A report predicts that people will buy more than 10 million players this year to listen to music while on the move.
The buying frenzy is being driven by the success of Apple's iPod and the reams of copycat gadgets aiming to cash in on its popularity.
The study by London-based Informa Media predicts that more than 21 million mobile music players will be in use around the world by the end of 2004.
The report predicts that people will plump for next-generation players that use a hard drive to store music tracks instead of flash memory.
Sales of Apple's iPod could make up a sizeable proportion of those sales.
Apple boss Steve Jobs recently revealed that the company sold more than 860,000 iPods in the three months up to 26 June.
The new iPods released early this week and the European debut of the iPod Mini could boost those sales further.
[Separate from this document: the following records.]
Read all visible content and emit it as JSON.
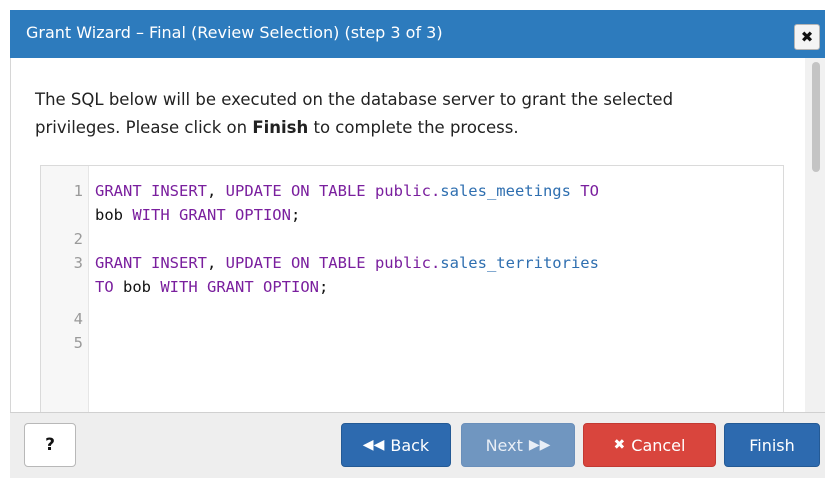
{
  "dialog": {
    "title": "Grant Wizard – Final (Review Selection) (step 3 of 3)",
    "close_glyph": "✖"
  },
  "intro": {
    "text_before": "The SQL below will be executed on the database server to grant the selected privileges. Please click on ",
    "bold": "Finish",
    "text_after": " to complete the process."
  },
  "sql": {
    "line_numbers": [
      "1",
      "",
      "2",
      "3",
      "",
      "4",
      "5"
    ],
    "l1_kw1": "GRANT INSERT",
    "l1_p1": ", ",
    "l1_kw2": "UPDATE ON TABLE public.",
    "l1_tbl": "sales_meetings",
    "l1_kw3": " TO",
    "l1b_p": "bob ",
    "l1b_kw": "WITH GRANT OPTION",
    "l1b_end": ";",
    "l3_kw1": "GRANT INSERT",
    "l3_p1": ", ",
    "l3_kw2": "UPDATE ON TABLE public.",
    "l3_tbl": "sales_territories",
    "l3b_kw1": "TO",
    "l3b_p": " bob ",
    "l3b_kw2": "WITH GRANT OPTION",
    "l3b_end": ";"
  },
  "footer": {
    "help_label": "?",
    "back_icon": "◀◀",
    "back_label": "Back",
    "next_label": "Next",
    "next_icon": "▶▶",
    "cancel_icon": "✖",
    "cancel_label": "Cancel",
    "finish_label": "Finish"
  },
  "colors": {
    "title_bar": "#2d7bbd",
    "keyword": "#7a1f9e",
    "table_name": "#2f6fb0",
    "primary_button": "#2d6aaf",
    "cancel_button": "#d9453d"
  }
}
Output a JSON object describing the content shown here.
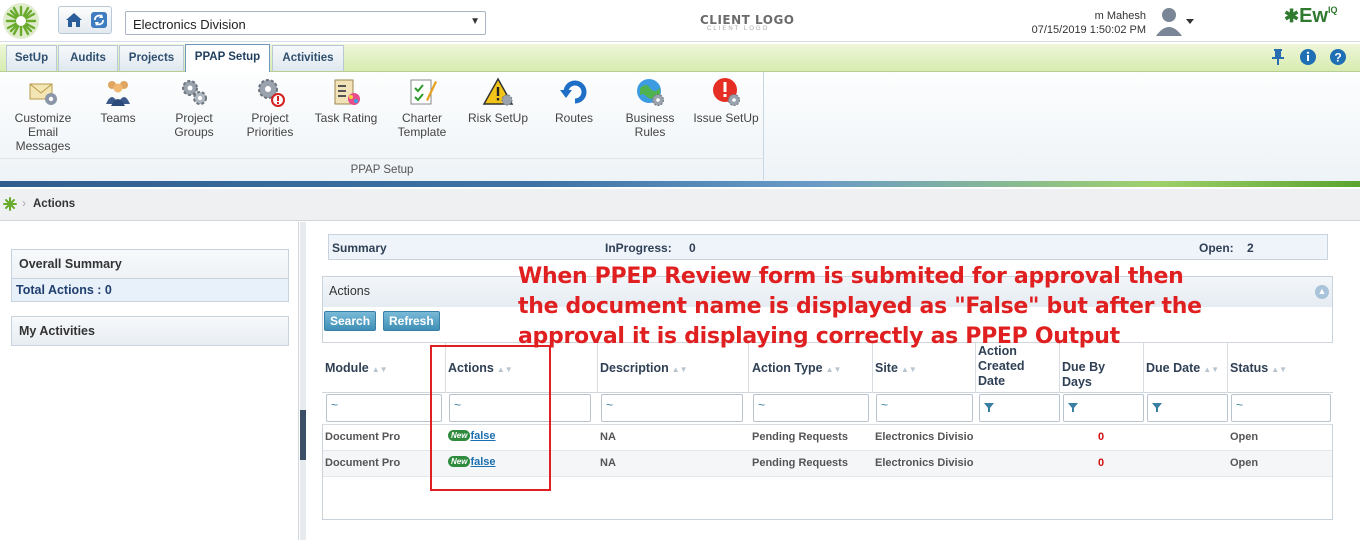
{
  "header": {
    "division": "Electronics Division",
    "client_logo": "CLIENT LOGO",
    "client_logo_sub": "CLIENT LOGO",
    "user": "m Mahesh",
    "datetime": "07/15/2019 1:50:02 PM",
    "brand": "Ew"
  },
  "tabs": [
    "SetUp",
    "Audits",
    "Projects",
    "PPAP Setup",
    "Activities"
  ],
  "active_tab": "PPAP Setup",
  "ribbon": {
    "group_label": "PPAP Setup",
    "items": [
      {
        "label": "Customize Email Messages",
        "icon": "email-settings-icon"
      },
      {
        "label": "Teams",
        "icon": "team-icon"
      },
      {
        "label": "Project Groups",
        "icon": "gears-icon"
      },
      {
        "label": "Project Priorities",
        "icon": "priority-gear-icon"
      },
      {
        "label": "Task Rating",
        "icon": "task-rating-icon"
      },
      {
        "label": "Charter Template",
        "icon": "charter-template-icon"
      },
      {
        "label": "Risk SetUp",
        "icon": "risk-warning-icon"
      },
      {
        "label": "Routes",
        "icon": "routes-icon"
      },
      {
        "label": "Business Rules",
        "icon": "business-rules-icon"
      },
      {
        "label": "Issue SetUp",
        "icon": "issue-alert-icon"
      }
    ]
  },
  "breadcrumb": "Actions",
  "left": {
    "overall_summary": "Overall Summary",
    "total_actions": "Total Actions : 0",
    "my_activities": "My Activities"
  },
  "summary": {
    "label": "Summary",
    "inprogress_label": "InProgress:",
    "inprogress_value": "0",
    "open_label": "Open:",
    "open_value": "2"
  },
  "actions_panel": {
    "title": "Actions",
    "search_label": "Search",
    "refresh_label": "Refresh",
    "columns": [
      "Module",
      "Actions",
      "Description",
      "Action Type",
      "Site",
      "Action Created Date",
      "Due By Days",
      "Due Date",
      "Status"
    ],
    "filter_placeholder": "~",
    "rows": [
      {
        "module": "Document Pro",
        "badge": "New",
        "action": "false",
        "description": "NA",
        "action_type": "Pending Requests",
        "site": "Electronics Divisio",
        "created": "",
        "due_by_days": "0",
        "due_date": "",
        "status": "Open"
      },
      {
        "module": "Document Pro",
        "badge": "New",
        "action": "false",
        "description": "NA",
        "action_type": "Pending Requests",
        "site": "Electronics Divisio",
        "created": "",
        "due_by_days": "0",
        "due_date": "",
        "status": "Open"
      }
    ]
  },
  "annotation": "When PPEP Review form is submited for approval then the document name is displayed as \"False\" but after the approval it is displaying correctly as PPEP Output",
  "colors": {
    "annotation": "#e02020",
    "accent": "#3e8fb7",
    "tabbar": "#d7ecb0"
  }
}
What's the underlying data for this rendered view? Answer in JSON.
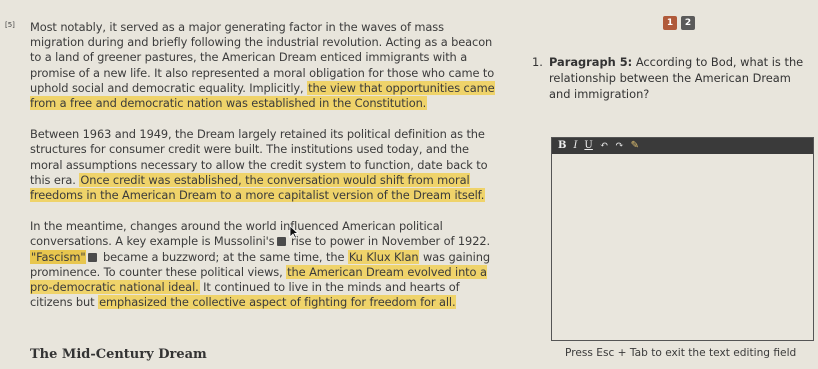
{
  "passage": {
    "para_marker": "[5]",
    "p1": {
      "t1": "Most notably, it served as a major generating factor in the waves of mass migration during and briefly following the industrial revolution. Acting as a beacon to a land of greener pastures, the American Dream enticed immigrants with a promise of a new life. It also represented a moral obligation for those who came to uphold social and democratic equality. Implicitly, ",
      "h1": "the view that opportunities came from a free and democratic nation was established in the Constitution."
    },
    "p2": {
      "t1": "Between 1963 and 1949, the Dream largely retained its political definition as the structures for consumer credit were built. The institutions used today, and the moral assumptions necessary to allow the credit system to function, date back to this era. ",
      "h1": "Once credit was established, the conversation would shift from moral freedoms in the American Dream to a more capitalist version of the Dream itself."
    },
    "p3": {
      "t1": "In the meantime, changes around the world influenced American political conversations. A key example is Mussolini's",
      "t2": " rise to power in November of 1922. ",
      "h1": "\"Fascism\"",
      "t3": " became a buzzword; at the same time, the ",
      "h2": "Ku Klux Klan",
      "t4": " was gaining prominence. To counter these political views, ",
      "h3": "the American Dream evolved into a pro-democratic national ideal.",
      "t5": " It continued to live in the minds and hearts of citizens but ",
      "h4": "emphasized the collective aspect of fighting for freedom for all."
    },
    "section_heading": "The Mid-Century Dream"
  },
  "pager": {
    "page1": "1",
    "page2": "2"
  },
  "question": {
    "number": "1.",
    "label": "Paragraph 5:",
    "text": " According to Bod, what is the relationship between the American Dream and immigration?"
  },
  "editor": {
    "toolbar": {
      "bold": "B",
      "italic": "I",
      "underline": "U",
      "undo": "↶",
      "redo": "↷",
      "pen": "✎"
    },
    "value": "",
    "hint": "Press Esc + Tab to exit the text editing field"
  }
}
Informa expects there to be more than five million iPods in use around the world by the end of 2004.
It said that other firms likely to do well are Creative Technology, Sony and Dell.
Although the report predicts boom time for hardware makers, it is not yet clear whether the record companies will do well out of the rising interest in mobile music.
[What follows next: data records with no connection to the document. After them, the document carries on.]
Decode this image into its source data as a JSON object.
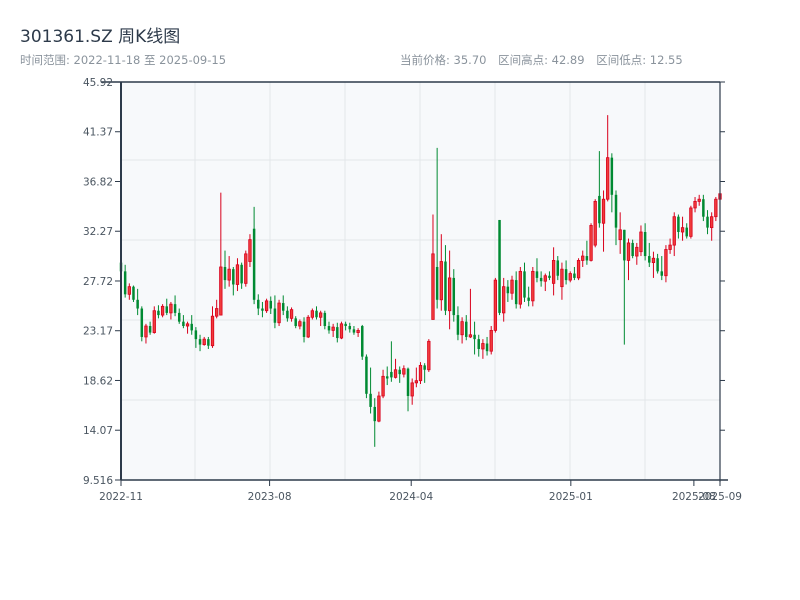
{
  "header": {
    "title": "301361.SZ 周K线图",
    "range_label": "时间范围: 2022-11-18 至 2025-09-15",
    "current_price_label": "当前价格: 35.70",
    "high_label": "区间高点: 42.89",
    "low_label": "区间低点: 12.55"
  },
  "colors": {
    "up": "#d9001b",
    "up_fill": "#f03c3c",
    "down": "#008a32",
    "axis": "#2d3a4a",
    "plot_bg": "#f7f9fb",
    "grid": "#e3e6ea"
  },
  "chart_data": {
    "type": "candlestick",
    "title": "301361.SZ 周K线图",
    "start_date": "2022-11-18",
    "end_date": "2025-09-15",
    "ylim": [
      9.516,
      45.92
    ],
    "y_ticks": [
      "45.92",
      "41.37",
      "36.82",
      "32.27",
      "27.72",
      "23.17",
      "18.62",
      "14.07",
      "9.516"
    ],
    "x_ticks": [
      {
        "label": "2022-11",
        "date": "2022-11-18"
      },
      {
        "label": "2023-08",
        "date": "2023-08-01"
      },
      {
        "label": "2024-04",
        "date": "2024-04-01"
      },
      {
        "label": "2025-01",
        "date": "2025-01-01"
      },
      {
        "label": "2025-08",
        "date": "2025-08-01"
      },
      {
        "label": "2025-09",
        "date": "2025-09-15"
      }
    ],
    "grid": true,
    "ohlc": [
      [
        29.4,
        29.8,
        28.5,
        28.6
      ],
      [
        28.6,
        29.2,
        26.2,
        26.5
      ],
      [
        26.5,
        27.5,
        26.0,
        27.2
      ],
      [
        27.2,
        27.3,
        25.8,
        26.0
      ],
      [
        26.0,
        27.0,
        24.6,
        25.2
      ],
      [
        25.2,
        25.4,
        22.2,
        22.6
      ],
      [
        22.6,
        23.8,
        22.0,
        23.6
      ],
      [
        23.6,
        24.0,
        22.8,
        23.0
      ],
      [
        23.0,
        25.4,
        22.9,
        25.0
      ],
      [
        25.0,
        25.5,
        24.3,
        24.6
      ],
      [
        24.6,
        25.6,
        24.4,
        25.4
      ],
      [
        25.4,
        26.1,
        24.6,
        24.8
      ],
      [
        24.8,
        25.8,
        24.2,
        25.6
      ],
      [
        25.6,
        26.4,
        24.5,
        24.8
      ],
      [
        24.8,
        25.2,
        23.8,
        24.0
      ],
      [
        24.0,
        24.6,
        23.4,
        23.6
      ],
      [
        23.6,
        24.0,
        22.9,
        23.8
      ],
      [
        23.8,
        24.6,
        22.8,
        23.2
      ],
      [
        23.2,
        23.5,
        21.6,
        22.4
      ],
      [
        22.4,
        22.8,
        21.3,
        21.9
      ],
      [
        21.9,
        22.6,
        21.8,
        22.4
      ],
      [
        22.4,
        22.6,
        21.5,
        21.8
      ],
      [
        21.8,
        25.4,
        21.6,
        24.5
      ],
      [
        24.5,
        26.0,
        24.3,
        25.2
      ],
      [
        24.6,
        35.8,
        24.6,
        29.0
      ],
      [
        29.0,
        30.5,
        27.0,
        27.8
      ],
      [
        27.8,
        30.0,
        27.2,
        28.8
      ],
      [
        28.8,
        29.0,
        26.4,
        27.4
      ],
      [
        27.4,
        29.8,
        26.8,
        29.2
      ],
      [
        29.2,
        29.4,
        27.0,
        27.5
      ],
      [
        27.5,
        30.5,
        27.2,
        30.2
      ],
      [
        29.5,
        32.0,
        29.0,
        31.5
      ],
      [
        32.5,
        34.5,
        25.6,
        26.0
      ],
      [
        26.0,
        26.5,
        24.6,
        25.2
      ],
      [
        25.2,
        25.8,
        24.4,
        25.0
      ],
      [
        25.0,
        26.1,
        24.8,
        25.9
      ],
      [
        25.9,
        26.3,
        24.7,
        25.2
      ],
      [
        25.2,
        26.4,
        23.4,
        23.9
      ],
      [
        23.9,
        26.0,
        23.6,
        25.7
      ],
      [
        25.7,
        26.4,
        24.6,
        25.0
      ],
      [
        25.0,
        25.4,
        24.0,
        24.3
      ],
      [
        24.3,
        25.3,
        24.0,
        25.1
      ],
      [
        24.3,
        24.5,
        23.4,
        23.6
      ],
      [
        23.6,
        24.2,
        23.3,
        24.0
      ],
      [
        24.0,
        24.4,
        22.1,
        22.6
      ],
      [
        22.6,
        24.6,
        22.5,
        24.4
      ],
      [
        24.4,
        25.2,
        24.2,
        25.0
      ],
      [
        25.0,
        25.4,
        24.2,
        24.4
      ],
      [
        24.4,
        25.0,
        23.6,
        24.8
      ],
      [
        24.8,
        25.0,
        23.3,
        23.6
      ],
      [
        23.6,
        24.0,
        22.9,
        23.2
      ],
      [
        23.2,
        23.8,
        22.6,
        23.5
      ],
      [
        23.5,
        23.9,
        22.1,
        22.5
      ],
      [
        22.5,
        24.0,
        22.4,
        23.8
      ],
      [
        23.8,
        24.0,
        23.2,
        23.6
      ],
      [
        23.6,
        23.9,
        23.0,
        23.3
      ],
      [
        23.3,
        23.6,
        22.8,
        23.0
      ],
      [
        23.0,
        23.4,
        22.6,
        23.2
      ],
      [
        23.6,
        23.7,
        20.5,
        20.8
      ],
      [
        20.8,
        21.0,
        17.0,
        17.4
      ],
      [
        17.4,
        19.8,
        15.6,
        16.2
      ],
      [
        16.2,
        17.0,
        12.55,
        14.9
      ],
      [
        14.9,
        17.6,
        14.8,
        17.2
      ],
      [
        17.2,
        19.6,
        17.0,
        19.0
      ],
      [
        19.0,
        19.9,
        18.2,
        18.8
      ],
      [
        19.4,
        22.2,
        18.5,
        18.9
      ],
      [
        18.9,
        20.6,
        18.8,
        19.6
      ],
      [
        19.6,
        19.9,
        18.4,
        19.2
      ],
      [
        19.2,
        20.0,
        18.9,
        19.7
      ],
      [
        19.7,
        19.8,
        15.8,
        17.2
      ],
      [
        17.2,
        18.8,
        16.4,
        18.4
      ],
      [
        18.4,
        19.8,
        18.0,
        18.6
      ],
      [
        18.6,
        20.3,
        18.3,
        20.0
      ],
      [
        20.0,
        20.2,
        18.4,
        19.6
      ],
      [
        19.6,
        22.4,
        19.4,
        22.2
      ],
      [
        24.2,
        33.8,
        24.2,
        30.2
      ],
      [
        29.0,
        39.9,
        25.2,
        26.0
      ],
      [
        26.0,
        32.0,
        25.0,
        29.5
      ],
      [
        29.5,
        31.0,
        24.6,
        25.0
      ],
      [
        25.0,
        30.5,
        23.3,
        28.0
      ],
      [
        28.0,
        28.8,
        24.0,
        24.6
      ],
      [
        24.6,
        25.4,
        22.3,
        22.8
      ],
      [
        22.8,
        24.4,
        22.0,
        24.0
      ],
      [
        24.0,
        24.6,
        22.3,
        22.6
      ],
      [
        22.6,
        27.0,
        22.5,
        22.8
      ],
      [
        22.8,
        24.0,
        21.0,
        22.4
      ],
      [
        22.4,
        22.8,
        20.8,
        21.5
      ],
      [
        21.5,
        22.4,
        20.6,
        22.0
      ],
      [
        22.0,
        22.6,
        20.9,
        21.3
      ],
      [
        21.3,
        23.6,
        21.0,
        23.2
      ],
      [
        23.2,
        28.0,
        23.0,
        27.8
      ],
      [
        33.3,
        33.3,
        24.6,
        24.8
      ],
      [
        24.8,
        28.0,
        24.0,
        27.2
      ],
      [
        27.2,
        27.8,
        25.8,
        26.6
      ],
      [
        26.6,
        28.2,
        26.0,
        27.8
      ],
      [
        27.8,
        28.6,
        25.2,
        25.6
      ],
      [
        25.6,
        29.0,
        25.2,
        28.6
      ],
      [
        28.6,
        29.4,
        25.8,
        26.2
      ],
      [
        26.2,
        27.2,
        25.4,
        25.9
      ],
      [
        25.9,
        29.0,
        25.4,
        28.6
      ],
      [
        28.6,
        29.8,
        27.6,
        28.0
      ],
      [
        28.0,
        28.6,
        27.2,
        27.7
      ],
      [
        27.7,
        28.4,
        26.8,
        28.2
      ],
      [
        28.2,
        28.6,
        27.8,
        28.0
      ],
      [
        27.5,
        30.8,
        26.4,
        29.6
      ],
      [
        29.6,
        30.0,
        27.8,
        28.2
      ],
      [
        27.2,
        29.4,
        26.0,
        28.8
      ],
      [
        28.8,
        29.6,
        27.4,
        27.8
      ],
      [
        27.8,
        28.6,
        27.6,
        28.4
      ],
      [
        28.4,
        29.0,
        27.8,
        28.0
      ],
      [
        28.0,
        29.8,
        27.8,
        29.6
      ],
      [
        29.6,
        30.5,
        29.0,
        30.0
      ],
      [
        30.0,
        31.4,
        29.2,
        29.6
      ],
      [
        29.6,
        33.0,
        29.5,
        32.8
      ],
      [
        31.0,
        35.2,
        30.8,
        35.0
      ],
      [
        35.5,
        39.6,
        32.6,
        33.0
      ],
      [
        33.0,
        36.0,
        30.4,
        35.2
      ],
      [
        35.2,
        42.89,
        35.0,
        39.0
      ],
      [
        39.0,
        39.4,
        34.0,
        35.6
      ],
      [
        35.6,
        36.0,
        31.0,
        32.6
      ],
      [
        31.5,
        34.0,
        30.2,
        32.4
      ],
      [
        32.4,
        32.4,
        21.9,
        29.6
      ],
      [
        29.6,
        31.6,
        27.8,
        31.2
      ],
      [
        31.2,
        31.5,
        29.8,
        30.0
      ],
      [
        30.0,
        31.2,
        29.2,
        30.8
      ],
      [
        30.4,
        32.8,
        30.0,
        32.2
      ],
      [
        32.2,
        33.0,
        29.6,
        30.0
      ],
      [
        30.0,
        31.2,
        29.0,
        29.4
      ],
      [
        29.4,
        30.4,
        28.0,
        29.8
      ],
      [
        29.8,
        30.2,
        28.4,
        28.6
      ],
      [
        28.6,
        30.0,
        27.8,
        28.2
      ],
      [
        28.2,
        31.0,
        27.6,
        30.6
      ],
      [
        30.6,
        31.6,
        30.2,
        31.0
      ],
      [
        31.0,
        34.0,
        30.0,
        33.6
      ],
      [
        33.6,
        33.8,
        31.6,
        32.2
      ],
      [
        32.2,
        33.6,
        31.4,
        32.6
      ],
      [
        32.6,
        33.0,
        31.6,
        31.8
      ],
      [
        31.8,
        34.6,
        31.6,
        34.4
      ],
      [
        34.4,
        35.4,
        34.0,
        35.0
      ],
      [
        35.0,
        35.6,
        34.6,
        35.2
      ],
      [
        35.2,
        35.6,
        33.2,
        33.6
      ],
      [
        33.6,
        34.2,
        32.0,
        32.6
      ],
      [
        32.6,
        34.0,
        31.4,
        33.6
      ],
      [
        33.6,
        35.4,
        33.2,
        35.2
      ],
      [
        35.2,
        36.2,
        34.4,
        35.7
      ]
    ]
  }
}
CD sales may not rise because many people have already converted their CD collections to a portable format.
However, the online music services that go alongside the music players could mean more money for music makers as people buy new tracks for their players.
One of the few factors that could dent the booming music gadget industry is incompatibilities between the formats used to make songs small enough to fit on different players.
These mean that tracks downloaded from one service or prepared for one player may not transfer to another.
From BBC News